times especially when the going gets tough or when we are simply worn out by the struggle. This is why the words of 1 Peter 5:7-9 are so important:
1Pe 5:7 Cast all your anxiety on him because he cares for you.
1Pe 5:8 Be self-controlled and alert. Your enemy the devil prowls around like a roaring lion looking for someone to devour.
1Pe 5:9 Resist him, standing firm in the faith, because you know that your brothers throughout the world are undergoing the same kind of sufferings.
We are not alone as individuals because we have a family of believers right here at OCC, but we are also part of a global Christian flock that is acquainted with our struggle and familiar with our common enemy.

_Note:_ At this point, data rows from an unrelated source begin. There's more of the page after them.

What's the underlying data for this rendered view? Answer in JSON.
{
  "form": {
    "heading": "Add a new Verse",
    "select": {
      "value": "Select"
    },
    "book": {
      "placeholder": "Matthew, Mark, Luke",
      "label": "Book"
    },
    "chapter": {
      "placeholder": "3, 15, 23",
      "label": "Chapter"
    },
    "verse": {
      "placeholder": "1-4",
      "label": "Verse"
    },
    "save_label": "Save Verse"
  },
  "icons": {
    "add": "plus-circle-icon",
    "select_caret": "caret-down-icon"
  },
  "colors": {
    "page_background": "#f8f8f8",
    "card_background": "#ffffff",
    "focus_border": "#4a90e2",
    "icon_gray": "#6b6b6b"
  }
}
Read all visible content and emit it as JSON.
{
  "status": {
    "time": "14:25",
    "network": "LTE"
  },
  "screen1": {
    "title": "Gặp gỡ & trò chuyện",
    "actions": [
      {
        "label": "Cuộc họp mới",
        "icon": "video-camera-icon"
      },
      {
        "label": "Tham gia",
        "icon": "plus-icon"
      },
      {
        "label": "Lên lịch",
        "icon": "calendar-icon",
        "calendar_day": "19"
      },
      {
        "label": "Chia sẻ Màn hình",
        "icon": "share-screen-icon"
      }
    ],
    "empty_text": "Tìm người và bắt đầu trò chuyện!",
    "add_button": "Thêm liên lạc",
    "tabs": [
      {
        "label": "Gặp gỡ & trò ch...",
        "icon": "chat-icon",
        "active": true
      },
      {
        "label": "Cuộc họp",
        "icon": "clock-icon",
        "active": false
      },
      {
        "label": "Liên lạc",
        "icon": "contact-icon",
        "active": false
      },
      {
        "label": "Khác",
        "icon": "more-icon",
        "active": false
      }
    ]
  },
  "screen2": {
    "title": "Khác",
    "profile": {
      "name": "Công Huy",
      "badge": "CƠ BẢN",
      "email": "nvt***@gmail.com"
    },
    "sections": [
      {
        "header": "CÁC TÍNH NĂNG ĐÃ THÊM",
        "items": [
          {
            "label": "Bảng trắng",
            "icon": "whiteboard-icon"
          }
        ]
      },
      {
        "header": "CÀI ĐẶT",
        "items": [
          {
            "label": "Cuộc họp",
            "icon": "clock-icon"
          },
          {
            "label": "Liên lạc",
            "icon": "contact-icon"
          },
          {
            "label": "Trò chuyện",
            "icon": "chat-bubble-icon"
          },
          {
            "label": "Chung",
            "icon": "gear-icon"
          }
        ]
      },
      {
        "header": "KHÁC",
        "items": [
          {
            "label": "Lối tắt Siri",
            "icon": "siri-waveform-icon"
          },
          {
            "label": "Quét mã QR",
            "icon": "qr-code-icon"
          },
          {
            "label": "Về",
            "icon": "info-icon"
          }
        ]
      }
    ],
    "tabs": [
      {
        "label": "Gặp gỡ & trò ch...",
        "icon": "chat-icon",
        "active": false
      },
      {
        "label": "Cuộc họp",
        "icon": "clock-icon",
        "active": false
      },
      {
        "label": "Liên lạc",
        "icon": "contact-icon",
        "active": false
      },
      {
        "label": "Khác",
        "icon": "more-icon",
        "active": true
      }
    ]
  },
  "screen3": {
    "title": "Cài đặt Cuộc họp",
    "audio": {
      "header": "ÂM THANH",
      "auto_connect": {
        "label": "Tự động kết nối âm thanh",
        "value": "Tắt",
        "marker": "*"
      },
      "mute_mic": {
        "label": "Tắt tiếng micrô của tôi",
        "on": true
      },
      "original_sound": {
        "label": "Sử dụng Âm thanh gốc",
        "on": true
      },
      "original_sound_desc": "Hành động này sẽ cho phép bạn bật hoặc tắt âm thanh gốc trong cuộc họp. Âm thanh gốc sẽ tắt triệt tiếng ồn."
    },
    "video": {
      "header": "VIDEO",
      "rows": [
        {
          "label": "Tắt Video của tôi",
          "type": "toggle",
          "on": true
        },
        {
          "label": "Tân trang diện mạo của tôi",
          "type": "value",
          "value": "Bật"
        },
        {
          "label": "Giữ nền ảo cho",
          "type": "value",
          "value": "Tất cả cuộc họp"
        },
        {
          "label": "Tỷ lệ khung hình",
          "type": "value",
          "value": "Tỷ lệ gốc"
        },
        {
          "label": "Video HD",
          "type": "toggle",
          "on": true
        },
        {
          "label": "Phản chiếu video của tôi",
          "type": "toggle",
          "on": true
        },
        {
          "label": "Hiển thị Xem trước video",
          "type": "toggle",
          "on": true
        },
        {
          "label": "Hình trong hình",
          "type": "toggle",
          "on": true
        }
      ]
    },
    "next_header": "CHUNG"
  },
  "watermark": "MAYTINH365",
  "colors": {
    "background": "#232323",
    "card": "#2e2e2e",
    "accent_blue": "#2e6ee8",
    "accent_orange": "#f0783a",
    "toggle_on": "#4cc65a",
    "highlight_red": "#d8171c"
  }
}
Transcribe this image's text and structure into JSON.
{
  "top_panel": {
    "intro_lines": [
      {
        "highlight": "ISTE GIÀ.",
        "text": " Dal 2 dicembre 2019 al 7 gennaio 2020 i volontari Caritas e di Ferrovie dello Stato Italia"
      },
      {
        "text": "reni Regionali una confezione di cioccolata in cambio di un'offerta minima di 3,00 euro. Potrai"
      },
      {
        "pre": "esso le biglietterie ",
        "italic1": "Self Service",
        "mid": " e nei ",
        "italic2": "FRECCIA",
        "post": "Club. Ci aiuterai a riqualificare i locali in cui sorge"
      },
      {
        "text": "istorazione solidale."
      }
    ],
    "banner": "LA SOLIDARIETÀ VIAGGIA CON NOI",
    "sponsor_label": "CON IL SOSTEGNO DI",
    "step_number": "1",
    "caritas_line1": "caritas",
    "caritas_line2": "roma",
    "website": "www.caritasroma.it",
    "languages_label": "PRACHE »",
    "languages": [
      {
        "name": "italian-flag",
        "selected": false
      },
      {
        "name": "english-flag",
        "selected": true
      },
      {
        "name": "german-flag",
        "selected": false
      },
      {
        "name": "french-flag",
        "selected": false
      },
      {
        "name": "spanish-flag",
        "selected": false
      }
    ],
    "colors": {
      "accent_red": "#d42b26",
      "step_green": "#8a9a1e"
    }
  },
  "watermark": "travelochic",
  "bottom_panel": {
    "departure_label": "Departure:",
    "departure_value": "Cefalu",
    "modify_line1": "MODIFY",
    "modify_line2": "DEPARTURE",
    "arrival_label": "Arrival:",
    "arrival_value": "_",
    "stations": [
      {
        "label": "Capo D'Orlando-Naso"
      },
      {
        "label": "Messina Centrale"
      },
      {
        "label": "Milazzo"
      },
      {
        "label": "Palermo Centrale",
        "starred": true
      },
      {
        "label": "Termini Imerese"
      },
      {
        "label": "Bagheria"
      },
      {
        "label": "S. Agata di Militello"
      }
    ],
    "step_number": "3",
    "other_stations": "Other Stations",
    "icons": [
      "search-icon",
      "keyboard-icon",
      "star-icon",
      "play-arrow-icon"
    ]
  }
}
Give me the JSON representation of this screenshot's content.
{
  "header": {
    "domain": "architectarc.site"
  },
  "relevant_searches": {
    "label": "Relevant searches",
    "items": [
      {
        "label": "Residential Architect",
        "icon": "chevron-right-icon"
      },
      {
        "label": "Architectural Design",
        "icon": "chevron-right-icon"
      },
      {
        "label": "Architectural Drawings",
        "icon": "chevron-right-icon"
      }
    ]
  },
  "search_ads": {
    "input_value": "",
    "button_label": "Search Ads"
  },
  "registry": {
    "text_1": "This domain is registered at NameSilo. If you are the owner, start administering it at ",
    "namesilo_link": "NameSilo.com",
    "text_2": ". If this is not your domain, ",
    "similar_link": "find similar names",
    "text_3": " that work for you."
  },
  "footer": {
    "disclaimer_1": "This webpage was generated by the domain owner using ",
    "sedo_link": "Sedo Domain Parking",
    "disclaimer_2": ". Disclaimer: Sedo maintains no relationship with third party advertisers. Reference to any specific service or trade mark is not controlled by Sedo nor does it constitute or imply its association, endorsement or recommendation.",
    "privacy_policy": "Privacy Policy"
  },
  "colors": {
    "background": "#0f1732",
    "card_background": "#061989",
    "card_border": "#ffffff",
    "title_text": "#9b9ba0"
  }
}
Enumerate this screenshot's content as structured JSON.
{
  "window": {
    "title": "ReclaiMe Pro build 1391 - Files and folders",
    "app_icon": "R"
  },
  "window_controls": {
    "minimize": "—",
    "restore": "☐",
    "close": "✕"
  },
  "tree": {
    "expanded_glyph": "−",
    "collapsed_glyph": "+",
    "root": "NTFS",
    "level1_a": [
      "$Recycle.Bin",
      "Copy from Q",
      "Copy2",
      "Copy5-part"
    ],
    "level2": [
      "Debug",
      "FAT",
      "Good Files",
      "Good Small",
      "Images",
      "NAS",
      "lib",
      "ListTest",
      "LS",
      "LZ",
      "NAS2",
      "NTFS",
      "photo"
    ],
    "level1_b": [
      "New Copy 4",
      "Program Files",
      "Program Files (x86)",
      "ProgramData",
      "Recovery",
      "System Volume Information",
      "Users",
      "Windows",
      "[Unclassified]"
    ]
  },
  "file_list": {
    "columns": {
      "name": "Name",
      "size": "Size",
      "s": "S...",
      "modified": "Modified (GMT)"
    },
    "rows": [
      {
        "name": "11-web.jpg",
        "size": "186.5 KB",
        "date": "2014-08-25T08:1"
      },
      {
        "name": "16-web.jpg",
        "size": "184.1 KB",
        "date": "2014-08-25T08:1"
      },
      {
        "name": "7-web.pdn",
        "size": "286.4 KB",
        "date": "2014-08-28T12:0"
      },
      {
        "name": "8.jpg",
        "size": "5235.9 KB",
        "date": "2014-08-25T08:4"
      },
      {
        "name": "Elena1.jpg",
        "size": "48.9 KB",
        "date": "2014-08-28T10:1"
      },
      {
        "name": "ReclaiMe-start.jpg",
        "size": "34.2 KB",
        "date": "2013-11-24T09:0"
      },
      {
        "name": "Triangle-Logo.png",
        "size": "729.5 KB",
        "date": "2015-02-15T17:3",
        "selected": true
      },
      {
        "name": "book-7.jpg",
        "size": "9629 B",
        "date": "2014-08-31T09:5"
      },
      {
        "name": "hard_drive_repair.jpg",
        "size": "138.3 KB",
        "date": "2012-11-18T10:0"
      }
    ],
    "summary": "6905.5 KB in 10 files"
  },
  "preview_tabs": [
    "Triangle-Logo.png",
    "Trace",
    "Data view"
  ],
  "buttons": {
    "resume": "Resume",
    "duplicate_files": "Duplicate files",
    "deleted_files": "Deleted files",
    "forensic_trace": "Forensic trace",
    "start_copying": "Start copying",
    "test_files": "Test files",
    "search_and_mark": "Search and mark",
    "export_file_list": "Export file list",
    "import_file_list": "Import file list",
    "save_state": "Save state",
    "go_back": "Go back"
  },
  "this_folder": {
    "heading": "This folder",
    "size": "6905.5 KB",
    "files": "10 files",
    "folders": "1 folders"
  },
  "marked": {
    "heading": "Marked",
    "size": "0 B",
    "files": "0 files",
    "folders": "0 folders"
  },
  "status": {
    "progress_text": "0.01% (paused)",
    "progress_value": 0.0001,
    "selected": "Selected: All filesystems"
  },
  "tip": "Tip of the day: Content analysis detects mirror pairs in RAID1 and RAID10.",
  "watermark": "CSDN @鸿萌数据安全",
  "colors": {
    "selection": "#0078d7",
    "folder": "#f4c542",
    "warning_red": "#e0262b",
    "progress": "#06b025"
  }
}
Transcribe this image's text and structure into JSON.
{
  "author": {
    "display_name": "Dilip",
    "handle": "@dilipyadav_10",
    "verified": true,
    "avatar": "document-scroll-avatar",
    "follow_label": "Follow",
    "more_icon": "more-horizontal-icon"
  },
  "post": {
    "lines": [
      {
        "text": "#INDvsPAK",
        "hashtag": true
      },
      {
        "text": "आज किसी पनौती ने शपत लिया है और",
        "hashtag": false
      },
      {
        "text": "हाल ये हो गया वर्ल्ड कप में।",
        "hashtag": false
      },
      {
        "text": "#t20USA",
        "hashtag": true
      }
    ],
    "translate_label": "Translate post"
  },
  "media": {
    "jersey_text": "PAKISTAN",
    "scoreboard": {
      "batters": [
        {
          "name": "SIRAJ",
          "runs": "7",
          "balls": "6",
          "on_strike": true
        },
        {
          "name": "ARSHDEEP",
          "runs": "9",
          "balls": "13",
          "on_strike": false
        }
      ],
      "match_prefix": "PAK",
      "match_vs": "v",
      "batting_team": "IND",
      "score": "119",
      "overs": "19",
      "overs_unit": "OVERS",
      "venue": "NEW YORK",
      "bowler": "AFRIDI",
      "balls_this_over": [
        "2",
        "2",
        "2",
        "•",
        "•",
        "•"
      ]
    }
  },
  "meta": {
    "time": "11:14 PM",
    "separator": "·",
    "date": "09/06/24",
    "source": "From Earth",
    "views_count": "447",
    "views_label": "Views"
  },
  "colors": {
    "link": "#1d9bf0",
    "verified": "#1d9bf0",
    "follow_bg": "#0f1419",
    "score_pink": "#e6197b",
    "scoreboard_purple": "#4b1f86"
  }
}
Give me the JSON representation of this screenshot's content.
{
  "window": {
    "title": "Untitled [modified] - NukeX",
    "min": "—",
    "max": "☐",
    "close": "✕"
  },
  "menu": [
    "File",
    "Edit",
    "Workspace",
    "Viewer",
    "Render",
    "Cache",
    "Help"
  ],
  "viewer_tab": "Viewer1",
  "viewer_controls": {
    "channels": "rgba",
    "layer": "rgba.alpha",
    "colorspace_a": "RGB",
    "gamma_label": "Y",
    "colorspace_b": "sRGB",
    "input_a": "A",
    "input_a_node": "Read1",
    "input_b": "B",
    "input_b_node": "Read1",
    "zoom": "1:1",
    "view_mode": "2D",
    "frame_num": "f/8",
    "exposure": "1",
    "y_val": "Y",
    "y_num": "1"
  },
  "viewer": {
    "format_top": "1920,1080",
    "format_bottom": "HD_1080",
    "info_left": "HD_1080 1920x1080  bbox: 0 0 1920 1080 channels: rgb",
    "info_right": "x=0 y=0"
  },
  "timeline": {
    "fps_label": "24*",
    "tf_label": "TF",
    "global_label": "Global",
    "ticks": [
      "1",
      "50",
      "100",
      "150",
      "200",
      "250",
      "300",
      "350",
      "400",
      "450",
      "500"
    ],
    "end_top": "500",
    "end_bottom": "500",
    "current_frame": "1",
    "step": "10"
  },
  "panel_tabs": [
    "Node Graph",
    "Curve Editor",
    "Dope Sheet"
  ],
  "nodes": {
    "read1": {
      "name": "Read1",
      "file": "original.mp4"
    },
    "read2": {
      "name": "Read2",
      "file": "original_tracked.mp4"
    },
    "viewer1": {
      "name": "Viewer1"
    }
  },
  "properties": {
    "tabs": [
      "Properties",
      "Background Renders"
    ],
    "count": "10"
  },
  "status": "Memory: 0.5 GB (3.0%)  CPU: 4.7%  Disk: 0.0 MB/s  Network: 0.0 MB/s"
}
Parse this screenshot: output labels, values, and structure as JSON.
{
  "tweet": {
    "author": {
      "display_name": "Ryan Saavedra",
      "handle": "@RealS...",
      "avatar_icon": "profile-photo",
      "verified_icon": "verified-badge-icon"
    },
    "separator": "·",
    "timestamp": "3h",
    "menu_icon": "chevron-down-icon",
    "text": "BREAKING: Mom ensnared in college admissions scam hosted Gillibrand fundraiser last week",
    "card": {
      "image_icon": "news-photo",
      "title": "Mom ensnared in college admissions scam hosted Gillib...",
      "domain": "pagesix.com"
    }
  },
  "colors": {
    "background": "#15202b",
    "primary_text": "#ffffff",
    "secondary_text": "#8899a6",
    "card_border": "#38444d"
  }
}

I have known several people that are convinced that they can be Christians without attending church and the truth of the matter is you can. Church attendance is not a prerequisite of salvation, but it is a very strong recommendation of the earliest of the church fathers because it can serve those in attendance so well. Hebrews 10:24, 25 explains:
Heb 10:24 And let us consider how we may spur one another on toward love and good deeds.
Heb 10:25 Let us not give up meeting together, as some are in the habit of doing, but let us encourage one another—and all the more as you see the Day approaching.
It is in our fellowship as fellow sheep that we celebrate our Shepherd, Jesus. And it is in fellowship as fellow sheep that we find the safety and camaraderie to grow as believers nurtured by a loving God. The shepherd is there to guarantee us life and a life that is abundant.
I don’t know about you, but living isn’t enough for me. Someone on life support is living, but they are not engaged in life. Abundant life is found in fellowship. Without others life is dull. This is why the scribe of Proverbs 27:17 wrote, “Iron sharpens iron, and one person sharpens the wits of another.”
If you want dull, lackluster life then skip fellowship, but if you want sharp, abundant life then we need each other; we need to gather and we need our Good Shepherd.
I like the sheep analogy Jesus’ used because it doesn’t really work with other animals. What if he used Japanese fighting fish instead of sheep. Or lions? Or poodles? Or even other herd animals? No other animal really trusts in a shepherd and is content in the herd like sheep.
Other animals have all sorts of dominance issues and are loners and untrustworthy, but sheep after centuries of nurture have come to rely upon the protection of a shepherd and the protection of the flock.
I remember when I first came to OCC and Jackie Rall called me up to tell me she was my Elder and that I was in her flock. I thought that a church with Elders, real visiting, communion giving, letter writing, phone calling Elders was a pretty amazing thing.
And having been an Elder for two years and having attended dozens of meetings I can tell you that the flocks at OCC are prayed for and watched over. It’s an important ministry; being the spiritual shepherd of folks with real needs and real issues. If not done properly the flock could have a tendency to fall apart.
An important aspect of fellowship is that it requires more than just showing up. Relationships with depth take time and communication. We need to move beyond pew relationships and to start to cultivate caring, nurturing relationships.
Everyone look at the person in front of you and now look at the person in front of them. Chances are that person is not related to you. What do you know about that person? Do you know them well?
My challenge to you is to get to know someone in this fellowship that you don’t already know. I have been very blessed to get to visit people I haven’t visited in my 4.5 years at OCC and I believe I am making friendships that will last a lifetime, but even more amazing is that the fellowship we build when we do something like that
a) follows the biblical suggestion to do so and
b) is an example to the unchurched world that we care for one another and
c) lets the enemy know that we are the sheep of the Shepherd.
So let us keep this in mind as we meet again and again and again in the name and in the presence of our Shepherd Jesus.